RECORDS SHOWN:
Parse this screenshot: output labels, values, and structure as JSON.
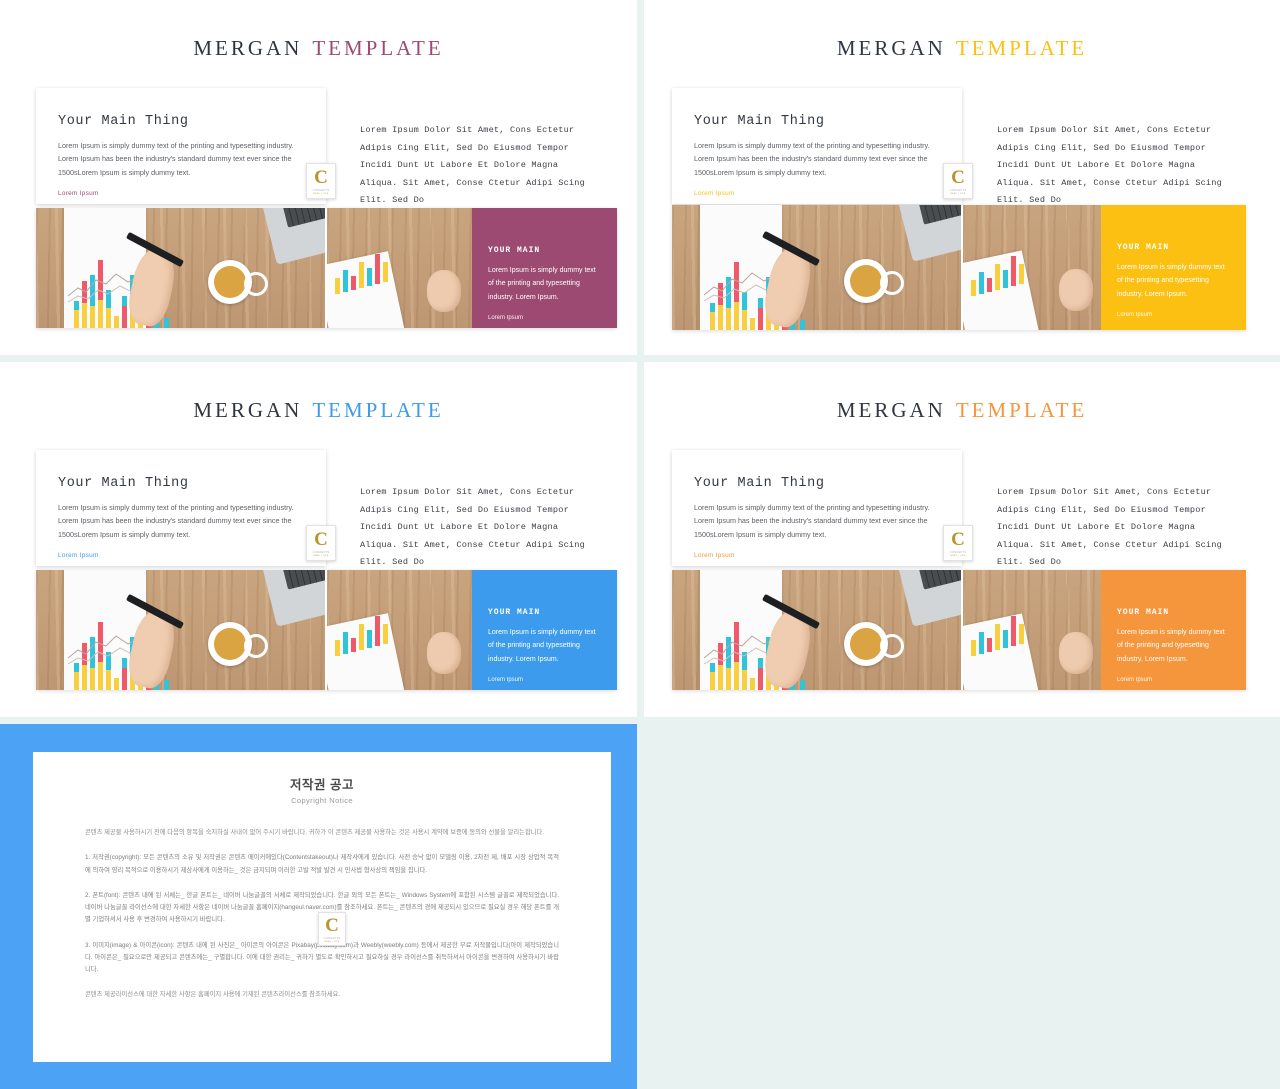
{
  "palette": {
    "background": "#e7f2f1",
    "slide_bg": "#ffffff",
    "brand_dark": "#2f3640",
    "accent_mauve": "#9c4a72",
    "accent_yellow": "#fbc012",
    "accent_blue": "#3d9bed",
    "accent_orange": "#f5963c",
    "frame_blue": "#4ca3f5",
    "logo_gold": "#b8942f"
  },
  "slides": [
    {
      "id": "slide-1",
      "title_brand": "MERGAN",
      "title_accent": "TEMPLATE",
      "accent": "#9c4a72",
      "card": {
        "heading": "Your Main Thing",
        "body": "Lorem Ipsum is simply dummy text of the printing and typesetting industry. Lorem Ipsum has been the industry's standard dummy text ever since the 1500sLorem Ipsum is simply dummy text.",
        "link": "Lorem Ipsum"
      },
      "mono_lines": [
        "Lorem Ipsum Dolor Sit Amet, Cons Ectetur",
        "Adipis Cing Elit, Sed Do Eiusmod Tempor",
        "Incidi Dunt Ut Labore Et Dolore Magna",
        "Aliqua. Sit Amet, Conse Ctetur Adipi Scing",
        "Elit. Sed Do"
      ],
      "panel": {
        "heading": "YOUR MAIN",
        "body": "Lorem Ipsum is simply dummy text of the printing and typesetting industry. Lorem Ipsum.",
        "link": "Lorem Ipsum"
      }
    },
    {
      "id": "slide-2",
      "title_brand": "MERGAN",
      "title_accent": "TEMPLATE",
      "accent": "#fbc012",
      "card": {
        "heading": "Your Main Thing",
        "body": "Lorem Ipsum is simply dummy text of the printing and typesetting industry. Lorem Ipsum has been the industry's standard dummy text ever since the 1500sLorem Ipsum is simply dummy text.",
        "link": "Lorem Ipsum"
      },
      "mono_lines": [
        "Lorem Ipsum Dolor Sit Amet, Cons Ectetur",
        "Adipis Cing Elit, Sed Do Eiusmod Tempor",
        "Incidi Dunt Ut Labore Et Dolore Magna",
        "Aliqua. Sit Amet, Conse Ctetur Adipi Scing",
        "Elit. Sed Do"
      ],
      "panel": {
        "heading": "YOUR MAIN",
        "body": "Lorem Ipsum is simply dummy text of the printing and typesetting industry. Lorem Ipsum.",
        "link": "Lorem Ipsum"
      }
    },
    {
      "id": "slide-3",
      "title_brand": "MERGAN",
      "title_accent": "TEMPLATE",
      "accent": "#3d9bed",
      "card": {
        "heading": "Your Main Thing",
        "body": "Lorem Ipsum is simply dummy text of the printing and typesetting industry. Lorem Ipsum has been the industry's standard dummy text ever since the 1500sLorem Ipsum is simply dummy text.",
        "link": "Lorem Ipsum"
      },
      "mono_lines": [
        "Lorem Ipsum Dolor Sit Amet, Cons Ectetur",
        "Adipis Cing Elit, Sed Do Eiusmod Tempor",
        "Incidi Dunt Ut Labore Et Dolore Magna",
        "Aliqua. Sit Amet, Conse Ctetur Adipi Scing",
        "Elit. Sed Do"
      ],
      "panel": {
        "heading": "YOUR MAIN",
        "body": "Lorem Ipsum is simply dummy text of the printing and typesetting industry. Lorem Ipsum.",
        "link": "Lorem Ipsum"
      }
    },
    {
      "id": "slide-4",
      "title_brand": "MERGAN",
      "title_accent": "TEMPLATE",
      "accent": "#f5963c",
      "card": {
        "heading": "Your Main Thing",
        "body": "Lorem Ipsum is simply dummy text of the printing and typesetting industry. Lorem Ipsum has been the industry's standard dummy text ever since the 1500sLorem Ipsum is simply dummy text.",
        "link": "Lorem Ipsum"
      },
      "mono_lines": [
        "Lorem Ipsum Dolor Sit Amet, Cons Ectetur",
        "Adipis Cing Elit, Sed Do Eiusmod Tempor",
        "Incidi Dunt Ut Labore Et Dolore Magna",
        "Aliqua. Sit Amet, Conse Ctetur Adipi Scing",
        "Elit. Sed Do"
      ],
      "panel": {
        "heading": "YOUR MAIN",
        "body": "Lorem Ipsum is simply dummy text of the printing and typesetting industry. Lorem Ipsum.",
        "link": "Lorem Ipsum"
      }
    }
  ],
  "logo": {
    "letter": "C",
    "sub": "CONCEPTS",
    "sub2": "REAL | LIFE"
  },
  "copyright": {
    "title": "저작권 공고",
    "subtitle": "Copyright Notice",
    "intro": "콘텐츠 제공물 사용하시기 전에 다음의 항목을 숙지하실 사내이 없어 주시기 바랍니다. 귀하가 이 콘텐츠 제공물 사용하는 것은 사용시 계약에 보증에 동의와 선물을 알리는합니다.",
    "item1": "1. 저작권(copyright): 모든 콘텐츠의 소유 및 저작권은 콘텐츠 메이커에있다(Contentstakeout)나 제작사에게 있습니다. 사전 승낙 없이 모델링 이용, 2차전 제, 배포 시장 상업적 목적에 의하여 영리 목적으로 이용하시기 제삼사에게 이용하는_ 것은 금지되며 이러한 고발 적발 발견 시 민사법 형사상의 책임을 집니다.",
    "item2": "2. 폰트(font): 콘텐츠 내에 된 서체는_ 한글 폰트는_ 네이버 나눔글꼴의 서체로 제작되었습니다. 한글 외의 모든 폰트는_ Windows System에 포함된 시스템 글꼴로 제작되었습니다. 네이버 나눔글꼴 라이선스에 대한 자세한 사항은 네이버 나눔글꼴 홈페이지(hangeul.naver.com)를 참조하세요. 폰트는_ 콘텐츠의 경에 제공되시 있으므로 필요실 경우 해당 폰트를 개별 기업하셔서 사용 후 변경하여 사용하시기 바랍니다.",
    "item3": "3. 이미지(image) & 아이콘(icon): 콘텐츠 내에 된 사진은_ 아이콘의 아이콘은 Pixabay(pixabay.com)과 Weebly(weebly.com) 등에서 제공한 무료 저작물입니다(아이 제작되었습니다. 아이콘은_ 필요으로만 제공되고 콘텐츠에는_ 구별합니다. 이에 대한 권리는_ 귀하가 별도로 확인하시고 필요하실 경우 라이선스를 취득하셔서 아이콘을 변경하여 사용하시기 바랍니다.",
    "footer": "콘텐츠 제공라이선스에 대한 자세한 사항은 홈페이지 사용에 기재된 콘텐츠라이선스를 참조하세요."
  }
}
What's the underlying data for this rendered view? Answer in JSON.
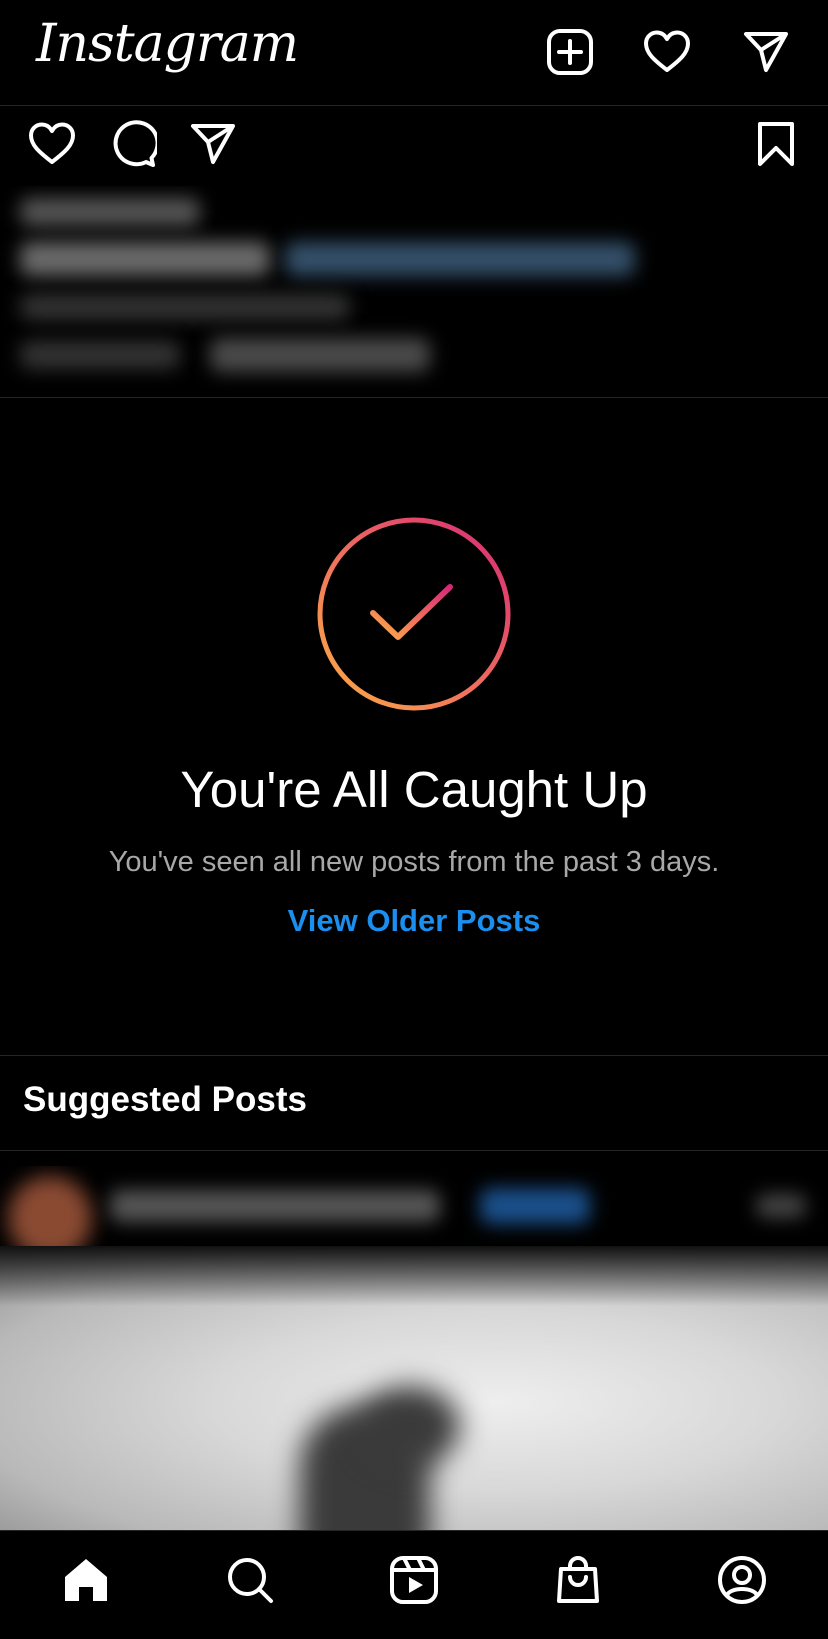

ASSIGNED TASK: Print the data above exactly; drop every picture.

EXERCISE ANSWER:
Parse this screenshot: output labels, values, and structure as JSON.
{
  "palette": {
    "background": "#e7f2f1",
    "slide_bg": "#ffffff",
    "brand_dark": "#2f3640",
    "accent_mauve": "#9c4a72",
    "accent_yellow": "#fbc012",
    "accent_blue": "#3d9bed",
    "accent_orange": "#f5963c",
    "frame_blue": "#4ca3f5",
    "logo_gold": "#b8942f"
  },
  "slides": [
    {
      "id": "slide-1",
      "title_brand": "MERGAN",
      "title_accent": "TEMPLATE",
      "accent": "#9c4a72",
      "card": {
        "heading": "Your Main Thing",
        "body": "Lorem Ipsum is simply dummy text of the printing and typesetting industry. Lorem Ipsum has been the industry's standard dummy text ever since the 1500sLorem Ipsum is simply dummy text.",
        "link": "Lorem Ipsum"
      },
      "mono_lines": [
        "Lorem Ipsum Dolor Sit Amet, Cons Ectetur",
        "Adipis Cing Elit, Sed Do Eiusmod Tempor",
        "Incidi Dunt Ut Labore Et Dolore Magna",
        "Aliqua. Sit Amet, Conse Ctetur Adipi Scing",
        "Elit. Sed Do"
      ],
      "panel": {
        "heading": "YOUR MAIN",
        "body": "Lorem Ipsum is simply dummy text of the printing and typesetting industry. Lorem Ipsum.",
        "link": "Lorem Ipsum"
      }
    },
    {
      "id": "slide-2",
      "title_brand": "MERGAN",
      "title_accent": "TEMPLATE",
      "accent": "#fbc012",
      "card": {
        "heading": "Your Main Thing",
        "body": "Lorem Ipsum is simply dummy text of the printing and typesetting industry. Lorem Ipsum has been the industry's standard dummy text ever since the 1500sLorem Ipsum is simply dummy text.",
        "link": "Lorem Ipsum"
      },
      "mono_lines": [
        "Lorem Ipsum Dolor Sit Amet, Cons Ectetur",
        "Adipis Cing Elit, Sed Do Eiusmod Tempor",
        "Incidi Dunt Ut Labore Et Dolore Magna",
        "Aliqua. Sit Amet, Conse Ctetur Adipi Scing",
        "Elit. Sed Do"
      ],
      "panel": {
        "heading": "YOUR MAIN",
        "body": "Lorem Ipsum is simply dummy text of the printing and typesetting industry. Lorem Ipsum.",
        "link": "Lorem Ipsum"
      }
    },
    {
      "id": "slide-3",
      "title_brand": "MERGAN",
      "title_accent": "TEMPLATE",
      "accent": "#3d9bed",
      "card": {
        "heading": "Your Main Thing",
        "body": "Lorem Ipsum is simply dummy text of the printing and typesetting industry. Lorem Ipsum has been the industry's standard dummy text ever since the 1500sLorem Ipsum is simply dummy text.",
        "link": "Lorem Ipsum"
      },
      "mono_lines": [
        "Lorem Ipsum Dolor Sit Amet, Cons Ectetur",
        "Adipis Cing Elit, Sed Do Eiusmod Tempor",
        "Incidi Dunt Ut Labore Et Dolore Magna",
        "Aliqua. Sit Amet, Conse Ctetur Adipi Scing",
        "Elit. Sed Do"
      ],
      "panel": {
        "heading": "YOUR MAIN",
        "body": "Lorem Ipsum is simply dummy text of the printing and typesetting industry. Lorem Ipsum.",
        "link": "Lorem Ipsum"
      }
    },
    {
      "id": "slide-4",
      "title_brand": "MERGAN",
      "title_accent": "TEMPLATE",
      "accent": "#f5963c",
      "card": {
        "heading": "Your Main Thing",
        "body": "Lorem Ipsum is simply dummy text of the printing and typesetting industry. Lorem Ipsum has been the industry's standard dummy text ever since the 1500sLorem Ipsum is simply dummy text.",
        "link": "Lorem Ipsum"
      },
      "mono_lines": [
        "Lorem Ipsum Dolor Sit Amet, Cons Ectetur",
        "Adipis Cing Elit, Sed Do Eiusmod Tempor",
        "Incidi Dunt Ut Labore Et Dolore Magna",
        "Aliqua. Sit Amet, Conse Ctetur Adipi Scing",
        "Elit. Sed Do"
      ],
      "panel": {
        "heading": "YOUR MAIN",
        "body": "Lorem Ipsum is simply dummy text of the printing and typesetting industry. Lorem Ipsum.",
        "link": "Lorem Ipsum"
      }
    }
  ],
  "logo": {
    "letter": "C",
    "sub": "CONCEPTS",
    "sub2": "REAL | LIFE"
  },
  "copyright": {
    "title": "저작권 공고",
    "subtitle": "Copyright Notice",
    "intro": "콘텐츠 제공물 사용하시기 전에 다음의 항목을 숙지하실 사내이 없어 주시기 바랍니다. 귀하가 이 콘텐츠 제공물 사용하는 것은 사용시 계약에 보증에 동의와 선물을 알리는합니다.",
    "item1": "1. 저작권(copyright): 모든 콘텐츠의 소유 및 저작권은 콘텐츠 메이커에있다(Contentstakeout)나 제작사에게 있습니다. 사전 승낙 없이 모델링 이용, 2차전 제, 배포 시장 상업적 목적에 의하여 영리 목적으로 이용하시기 제삼사에게 이용하는_ 것은 금지되며 이러한 고발 적발 발견 시 민사법 형사상의 책임을 집니다.",
    "item2": "2. 폰트(font): 콘텐츠 내에 된 서체는_ 한글 폰트는_ 네이버 나눔글꼴의 서체로 제작되었습니다. 한글 외의 모든 폰트는_ Windows System에 포함된 시스템 글꼴로 제작되었습니다. 네이버 나눔글꼴 라이선스에 대한 자세한 사항은 네이버 나눔글꼴 홈페이지(hangeul.naver.com)를 참조하세요. 폰트는_ 콘텐츠의 경에 제공되시 있으므로 필요실 경우 해당 폰트를 개별 기업하셔서 사용 후 변경하여 사용하시기 바랍니다.",
    "item3": "3. 이미지(image) & 아이콘(icon): 콘텐츠 내에 된 사진은_ 아이콘의 아이콘은 Pixabay(pixabay.com)과 Weebly(weebly.com) 등에서 제공한 무료 저작물입니다(아이 제작되었습니다. 아이콘은_ 필요으로만 제공되고 콘텐츠에는_ 구별합니다. 이에 대한 권리는_ 귀하가 별도로 확인하시고 필요하실 경우 라이선스를 취득하셔서 아이콘을 변경하여 사용하시기 바랍니다.",
    "footer": "콘텐츠 제공라이선스에 대한 자세한 사항은 홈페이지 사용에 기재된 콘텐츠라이선스를 참조하세요."
  }
}
What's the underlying data for this rendered view? Answer in JSON.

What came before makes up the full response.